Cap and Trade for air pollution emissions reductions has a proven track record as an effective tool in reducing pollution – but can it work on CO2? Sulfur dioxide (SO2), perceived in the 1980s as the major air pollution threat, was reduced by 10 million tons over a 10-year period starting in 1990, according to EPA, without extensive delays and litigation associated with other environmental campaigns. How did it work so well? The marketplace, backed by the Clean Air Act, was used to create incentives for companies to reduce their SO2 emissions and earn “credits” for each ton of SO2 eliminated. Those credits could then be sold to other companies which needed more time to meet SO2 Clean Air standards.
How did the overall reductions occur? Using the implementing authority of Title IV of the Clean Air Act, 42 U.S.C. § 7651, successive “Phase-down” reductions of SO2 emissions were required. Under Phase I, (1995) certain large emitters of SO2 were to reduce the concentration of SO2 in their emissions to 2.5 lbs/mm Btu, or less. Later, in Phase II, (2000), all emitters above 75MW capacity were to reduce SO2 emissions to 1.2 lbs/mmBtu, or less. To help incentivize early compliance, and reduce the economic impact on individual companies, the companies making reductions were issued a credit for each ton of emissions reduction, and could apply the credit to use at another unit owned by the company, keep the credit for future use, or sell the credit through a market established by the Chicago Board of Trade.
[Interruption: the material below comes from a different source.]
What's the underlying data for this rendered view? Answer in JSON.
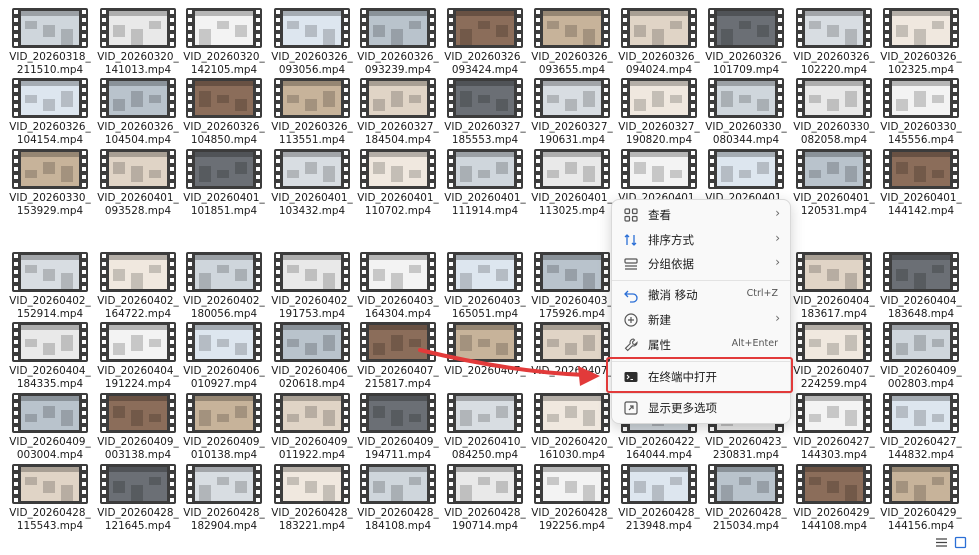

EPA reports that with these incentives, the national total of SO2 air emissions has been reduced by 50% since 1990.
Does President Obama want to reduce CO2? You betcha! In August, 2002, then-Senator Obama proposed a reduction of CO2 from 1990 levels by eighty percent, to occur by 2050. The same goals appeared during the Presidential campaign. This is a very ambitious and potentially costly goal. The Congressional Budget Office has estimated a cost of $15 billion to the national economy over 10 years to meet this ambitious goal, but if certain economic safeguards are used, a deficit reduction savings of $80 billion could occur.
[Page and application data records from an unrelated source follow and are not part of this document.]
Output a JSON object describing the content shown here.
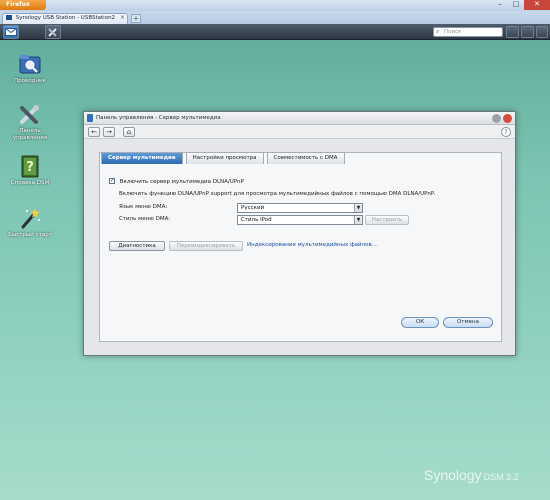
{
  "browser": {
    "menu_button": "Firefox",
    "tab_title": "Synology USB Station - USBStation2",
    "new_tab": "+"
  },
  "taskbar": {
    "search_placeholder": "Поиск"
  },
  "desktop": {
    "icons": [
      {
        "label": "Проводник",
        "icon": "file-browser-icon"
      },
      {
        "label": "Панель управления",
        "icon": "control-panel-icon"
      },
      {
        "label": "Справка DSM",
        "icon": "dsm-help-icon"
      },
      {
        "label": "Быстрый старт",
        "icon": "quick-start-icon"
      }
    ]
  },
  "window": {
    "title": "Панель управления - Сервер мультимедиа",
    "tabs": [
      {
        "label": "Сервер мультимедиа",
        "active": true
      },
      {
        "label": "Настройки просмотра",
        "active": false
      },
      {
        "label": "Совместимость с DMA",
        "active": false
      }
    ],
    "enable_checkbox": {
      "label": "Включить сервер мультимедиа DLNA/UPnP",
      "checked": true
    },
    "description": "Включить функцию DLNA/UPnP support для просмотра мультимедийных файлов с помощью DMA DLNA/UPnP.",
    "dma_language": {
      "label": "Язык меню DMA:",
      "value": "Русский"
    },
    "dma_style": {
      "label": "Стиль меню DMA:",
      "value": "Стиль iPod"
    },
    "customize_button": "Настроить",
    "diagnostics_button": "Диагностика",
    "reindex_button": "Переиндексировать",
    "indexing_link": "Индексирование мультимедийных файлов...",
    "ok_button": "ОК",
    "cancel_button": "Отмена"
  },
  "branding": {
    "name": "Synology",
    "product": "DSM 3.2"
  },
  "colors": {
    "desktop": "#7cc4b3",
    "accent": "#2c6ab0",
    "link": "#1c4fa0"
  }
}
A big change has occurred since then – Obama, as President, has stated Goal Number 1 is to restart the economy. This is a goal shared by nearly all. Congress and the President have begun implementing a stimulus package which would put nearly a trillion dollars into the economy, facing criticism that the debt burden this will place on future investors and generations will frustrate economic recovery. At the same time, Congress and EPA are intent on legislative or administrative action to reduce CO2.
Can Cap and Trade work to reduce CO2 in a money-constrained economy? Political leaders appear to have concluded that CO2 reductions must be implemented quickly, and Cap and Trade may be the most efficient vehicle, and has been shown to work under the Clean Air Act model for SO2 . A more pointed question is whether Cap and Trade for CO2 should be utilized to generate a tax revenue stream to reduce the national deficit. During his March 24, 2009 news conference, Obama made reference to a budget outline he had sent to Congress earlier, which included hundreds of billions of dollars in revenue to the government through implementation of Cap and Trade. This plan was dubbed a “Cap and Tax” approach to CO2 reduction. In the latest development, in a Senate vote on April 2, 2009, 67 members of the Senate voted to require at least 60 votes to adopt any new cap and tax on carbon energy. These political maneuverings appear to emphasize the momentum by Congress, with public support, to adopt some form of Cap and Trade for CO2 that does not become a hidden tax or result in economic dislocations or hardships on a national or wide-scale regional basis.
What are the safeguards needed to implement Cap and Trade, but not damage the economy? Most of these have been identified already:
· Safety valve provisions. National and regional economic disruptions caused by CO2 reduction requirements should be eligible for relief through any new legislation. Loss of jobs, disruption of the potential for job creation or job preservation and similar hardships should be grounds for flexibility on deadlines and enforcement actions.
· Realistic goals should be adopted. President Obama’s earlier proposed eighty percent reduction now may seem more than the country can afford. Congress should adopt more realistic goals, and be prepared in the future to make adjustments if needed.
· Research and development for carbon capture and storage must be accelerated. The stalemate over finding and proving technologies to capture CO2, and to safely sequester CO2 should be addressed in setting national priorities, something akin to the World War II stimulus for factories to supply war material.
· A “Price-Anderson”-style act for risks associated with carbon storage or sequestration should be adopted. Only when developers, investors and financiers learn they can avoid major, long term liability or loss of equity in the event of an unplanned release of CO2, will the markets be encouraged to get behind carbon capture and sequestration.
These are not insolvable problems. Realistic goals, flexibility in the design and implementation of a national Cap and Trade system for CO2, and allowing the market to work as it did for SO2 reductions should reduce CO2 significantly without impeding economic recovery.